Gaelic, Norse, Brittonic? A look into the history and origins of place names around our area
The consensus amongst scholars is that Pictish is a P-Celtic language related to Welsh, as opposed to Scottish Gaelic, which is a Q-Celtic language, although both come from an Early Celtic language. Pictish place names are rare but some of the most northerly examples are within our area.
Migdale –from the Pictish mig– has been translated as ‘moist valley’ or ‘water meadow’.
Kincardine is a combination of the old Scottish Gaelic cenn, ‘head’, and the Pictish carden, that can be translated as ‘thicket’ or perhaps ‘enclosure’.

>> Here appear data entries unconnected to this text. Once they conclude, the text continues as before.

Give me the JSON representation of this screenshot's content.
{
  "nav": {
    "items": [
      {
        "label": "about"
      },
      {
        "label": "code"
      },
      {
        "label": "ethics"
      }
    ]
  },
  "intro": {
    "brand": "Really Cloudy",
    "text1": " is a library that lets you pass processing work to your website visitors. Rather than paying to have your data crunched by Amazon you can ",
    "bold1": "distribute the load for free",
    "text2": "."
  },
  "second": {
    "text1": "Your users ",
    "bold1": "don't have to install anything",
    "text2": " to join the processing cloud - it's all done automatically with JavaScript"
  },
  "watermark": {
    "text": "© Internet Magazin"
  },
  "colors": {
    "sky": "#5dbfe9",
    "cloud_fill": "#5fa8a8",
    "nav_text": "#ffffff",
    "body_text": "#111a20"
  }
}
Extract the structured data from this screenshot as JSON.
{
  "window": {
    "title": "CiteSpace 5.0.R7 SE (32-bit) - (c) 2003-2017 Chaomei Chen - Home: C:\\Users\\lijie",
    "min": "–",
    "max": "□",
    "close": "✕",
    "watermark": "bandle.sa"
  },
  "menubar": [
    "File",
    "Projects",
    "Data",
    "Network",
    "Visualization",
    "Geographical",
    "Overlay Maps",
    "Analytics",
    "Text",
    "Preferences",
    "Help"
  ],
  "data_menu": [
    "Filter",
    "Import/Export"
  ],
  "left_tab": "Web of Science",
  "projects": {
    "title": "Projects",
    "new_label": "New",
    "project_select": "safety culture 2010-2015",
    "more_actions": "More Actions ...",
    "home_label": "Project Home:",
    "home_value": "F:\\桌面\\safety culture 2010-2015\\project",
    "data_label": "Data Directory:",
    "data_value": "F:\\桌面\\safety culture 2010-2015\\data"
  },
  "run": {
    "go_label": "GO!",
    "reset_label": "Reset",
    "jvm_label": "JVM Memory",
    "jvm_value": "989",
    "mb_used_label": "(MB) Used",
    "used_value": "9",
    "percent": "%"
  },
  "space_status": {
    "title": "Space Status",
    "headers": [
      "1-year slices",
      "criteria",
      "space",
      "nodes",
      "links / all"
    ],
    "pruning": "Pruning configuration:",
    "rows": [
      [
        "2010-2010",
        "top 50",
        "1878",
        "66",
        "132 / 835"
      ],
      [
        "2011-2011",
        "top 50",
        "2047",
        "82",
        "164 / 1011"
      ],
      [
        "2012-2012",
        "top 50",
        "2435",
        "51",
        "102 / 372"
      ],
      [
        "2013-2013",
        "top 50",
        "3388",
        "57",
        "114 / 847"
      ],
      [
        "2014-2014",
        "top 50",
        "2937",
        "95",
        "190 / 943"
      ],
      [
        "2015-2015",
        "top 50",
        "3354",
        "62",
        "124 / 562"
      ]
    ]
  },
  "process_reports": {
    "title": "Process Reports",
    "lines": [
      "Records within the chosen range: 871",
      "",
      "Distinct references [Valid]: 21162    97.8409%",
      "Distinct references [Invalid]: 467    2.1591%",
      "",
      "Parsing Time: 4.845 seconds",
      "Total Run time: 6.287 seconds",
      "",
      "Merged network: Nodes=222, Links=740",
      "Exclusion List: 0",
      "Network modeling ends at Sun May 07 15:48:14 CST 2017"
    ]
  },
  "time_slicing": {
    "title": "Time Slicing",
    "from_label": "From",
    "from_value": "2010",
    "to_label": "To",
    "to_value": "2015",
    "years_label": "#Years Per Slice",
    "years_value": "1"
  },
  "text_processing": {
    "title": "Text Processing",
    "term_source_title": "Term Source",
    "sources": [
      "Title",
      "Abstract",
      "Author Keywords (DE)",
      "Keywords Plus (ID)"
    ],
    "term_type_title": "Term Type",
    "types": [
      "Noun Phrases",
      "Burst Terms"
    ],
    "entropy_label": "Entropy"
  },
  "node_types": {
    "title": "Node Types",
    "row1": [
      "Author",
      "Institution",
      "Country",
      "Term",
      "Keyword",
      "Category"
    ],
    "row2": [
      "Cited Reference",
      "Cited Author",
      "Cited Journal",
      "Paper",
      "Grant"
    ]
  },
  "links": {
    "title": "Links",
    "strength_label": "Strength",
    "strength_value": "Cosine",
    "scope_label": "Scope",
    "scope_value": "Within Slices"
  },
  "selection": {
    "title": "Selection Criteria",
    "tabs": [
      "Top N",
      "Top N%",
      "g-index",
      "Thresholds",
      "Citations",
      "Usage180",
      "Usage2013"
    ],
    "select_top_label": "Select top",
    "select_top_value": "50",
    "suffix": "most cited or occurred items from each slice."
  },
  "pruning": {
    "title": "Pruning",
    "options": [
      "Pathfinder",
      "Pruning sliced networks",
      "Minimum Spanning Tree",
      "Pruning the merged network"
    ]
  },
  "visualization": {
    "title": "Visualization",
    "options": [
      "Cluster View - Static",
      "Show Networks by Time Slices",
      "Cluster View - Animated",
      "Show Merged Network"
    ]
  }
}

Oykel has an unclear Pictish origin. It is speculated it may come from og, ‘lively’ and ell, ‘small’, a suffix found in many Welsh river names. Or perhaps from ogel, ‘ridge’, although the river is too long to be named after a local feature such as a promontory. Finally, it may derive from uchel, ‘high’, although it flows “low” into the North Sea and there isn’t a lower river nearby to justify such an adjective. The norse called it Ekkjall.